Today, the Riskies are delighted to present an interview with one of our own, Diane Gaston. Her newest book Gallant Officer, Forbidden Lady is out now. A random commenter on today’s post will win a copy of Diane’s new book!

Welcome, Diane! Tell us about Gallant Officer, Forbidden Lady:

Gallant Officer, Forbidden Lady is the first book in my Soldiers Trilogy. Three soldiers—an ensign, a lieutenant, and a captain—share a ghastly and distressing experience after the battle of Badajoz, an experience they agree to keep secret. It affects the rest of their lives.
Battle-weary soldier turned brooding artist, Jack Vernon, is hired to paint London theatre’s newest sensation, Ariana Blane. As this stunningly beautiful actress ignites feelings Jack thought destroyed in battle, another man has Ariana in his sights.

You’ve got such a deft touch with your historical details; just how many research books do you have?
Omigosh, I’ve never counted them. I estimate I have about 700. I would love to catalogue them and organize them better. For Christmas I want this BOOKCOLLECTOR software!

What inspired the story?
When I was groping for story ideas my friend Julie suggested I watch the 1935 Gary Cooper, Franchot Tone movie, Lives of the Bengal Lancers, a story about three soldiers who go through hardships and adventures together in British India (Julie loves watching old movies!). What I took from the movie was the idea of three soldiers sharing an experience during the war, something that affects the rest of their lives. I also took from the film a tough Colonel (although I made him a General) who has a weak son under his command. This formed the basis of the trilogy.
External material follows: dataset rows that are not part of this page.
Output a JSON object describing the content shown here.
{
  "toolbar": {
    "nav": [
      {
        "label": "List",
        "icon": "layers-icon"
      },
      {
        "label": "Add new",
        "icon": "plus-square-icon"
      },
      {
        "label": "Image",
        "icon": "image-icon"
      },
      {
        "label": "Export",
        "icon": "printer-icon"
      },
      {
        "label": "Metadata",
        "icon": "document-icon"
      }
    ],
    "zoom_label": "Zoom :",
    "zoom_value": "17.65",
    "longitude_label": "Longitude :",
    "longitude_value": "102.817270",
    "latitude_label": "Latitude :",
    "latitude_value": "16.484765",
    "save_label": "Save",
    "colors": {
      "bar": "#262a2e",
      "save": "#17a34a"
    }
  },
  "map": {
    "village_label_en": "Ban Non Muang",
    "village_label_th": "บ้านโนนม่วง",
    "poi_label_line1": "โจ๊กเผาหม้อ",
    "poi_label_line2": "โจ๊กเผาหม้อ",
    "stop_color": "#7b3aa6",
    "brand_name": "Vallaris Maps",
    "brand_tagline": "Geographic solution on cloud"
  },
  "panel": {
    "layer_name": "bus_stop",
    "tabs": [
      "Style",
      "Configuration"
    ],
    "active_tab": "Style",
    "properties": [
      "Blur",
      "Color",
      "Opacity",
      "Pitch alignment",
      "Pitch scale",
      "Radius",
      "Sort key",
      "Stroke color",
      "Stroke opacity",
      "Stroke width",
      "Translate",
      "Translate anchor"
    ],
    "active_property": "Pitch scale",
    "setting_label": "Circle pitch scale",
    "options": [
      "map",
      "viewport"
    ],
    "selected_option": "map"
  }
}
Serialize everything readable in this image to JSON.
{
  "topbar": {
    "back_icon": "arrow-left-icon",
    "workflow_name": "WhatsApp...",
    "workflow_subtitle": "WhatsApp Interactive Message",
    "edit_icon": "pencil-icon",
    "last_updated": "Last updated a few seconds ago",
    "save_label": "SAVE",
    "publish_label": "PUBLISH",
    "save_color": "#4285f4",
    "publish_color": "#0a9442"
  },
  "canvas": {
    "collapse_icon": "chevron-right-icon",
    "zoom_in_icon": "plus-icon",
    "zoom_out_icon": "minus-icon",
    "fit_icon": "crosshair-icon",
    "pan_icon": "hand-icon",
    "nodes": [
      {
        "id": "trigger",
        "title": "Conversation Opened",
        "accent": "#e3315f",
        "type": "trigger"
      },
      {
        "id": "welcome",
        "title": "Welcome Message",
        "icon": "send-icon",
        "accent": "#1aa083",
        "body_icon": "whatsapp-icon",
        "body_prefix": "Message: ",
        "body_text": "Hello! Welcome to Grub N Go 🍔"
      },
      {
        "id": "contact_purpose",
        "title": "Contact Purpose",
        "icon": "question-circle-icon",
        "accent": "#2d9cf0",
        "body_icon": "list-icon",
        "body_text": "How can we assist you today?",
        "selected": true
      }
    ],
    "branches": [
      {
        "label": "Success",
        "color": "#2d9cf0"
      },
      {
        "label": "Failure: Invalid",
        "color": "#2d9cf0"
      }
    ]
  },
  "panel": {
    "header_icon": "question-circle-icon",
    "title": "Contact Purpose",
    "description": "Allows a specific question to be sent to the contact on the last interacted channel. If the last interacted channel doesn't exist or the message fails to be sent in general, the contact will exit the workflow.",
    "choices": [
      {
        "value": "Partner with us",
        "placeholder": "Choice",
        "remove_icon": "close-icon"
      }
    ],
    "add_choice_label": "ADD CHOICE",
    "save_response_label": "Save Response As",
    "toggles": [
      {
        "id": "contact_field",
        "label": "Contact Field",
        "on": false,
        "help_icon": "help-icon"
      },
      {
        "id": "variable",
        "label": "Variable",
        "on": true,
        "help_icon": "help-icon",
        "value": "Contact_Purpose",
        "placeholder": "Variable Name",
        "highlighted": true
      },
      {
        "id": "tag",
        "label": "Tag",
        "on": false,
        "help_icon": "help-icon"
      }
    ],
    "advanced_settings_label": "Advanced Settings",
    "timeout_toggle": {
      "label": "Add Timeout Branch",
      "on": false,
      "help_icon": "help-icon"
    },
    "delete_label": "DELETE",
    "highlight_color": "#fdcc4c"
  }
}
What did your editor say when you said you wanted to write about two people, neither of whom had titles?
This is my niche at Harlequin Historical. They want me to write about the seamier side of the Regency, or, as they wrote on the back cover copy of my first book, The Mysterious Miss M, “The Regency Underworld- sex, scandal and redeeming love.”

How hard was it to be a virtuous actress at that time? How many actresses went on to get titles and make their way into Society?
I think it must have been very hard to be a virtuous actress during the Regency. I imagine women in the theatre would expect to become some man’s mistress. They’d hope to attract the attention of a wealthy man to supplement their income, so to speak.
One actress managed to marry a man with a title. Elizabeth Farren, who has a lovely portrait by Sir Thomas Lawrence in the Metropolitan Museum, married the Earl of Derby in 1797. Because she had the patronage of the Duke of York (one of the king’s sons), she managed some sort of acceptance in Society. There may have been other actresses who made good, but I can’t think of any at the moment.

It’s easy to really feel for what Jack went through; what true accounts, if any, did you read to get the feel of Badajoz and Jack’s subsequent PTSD?
I bought a book (to add to the 700), Badajoz 1812: Wellington’s Bloodiest Battle by Ian Fletcher, and pored through the brazillion Napoleonic War books I already own, as well as looking online. As for Jack’s PTSD, I just transferred what I knew about the diagnosis into how a soldier during the Regency would experience it.

What risks did you take with this book?
I thought the artist hero was a risk, because it was a challenge to keep him “hunky.” For the whole series, I think it is a risk to begin each book with the same scene. The challenge is to make the same scene different in each of the books.

Did you learn anything new?
I learned a lot about paint! (I bought a book about that, too – Techniques of the World’s Great Painters by Waldemar Januszczak). I learned to paint in oils while still in elementary school, but that was a long time ago. Not long enough to be similar to the Regency, so I had to learn about paint before it came in tubes. For example, I learned that Gainsborough used a pure white pigment called Cremora White. So Jack did, too.

Thanks, Diane! And congratulations on Gallant Officer, Forbidden Lady‘s release. What questions do you have for Diane? And don’t forget to visit her website at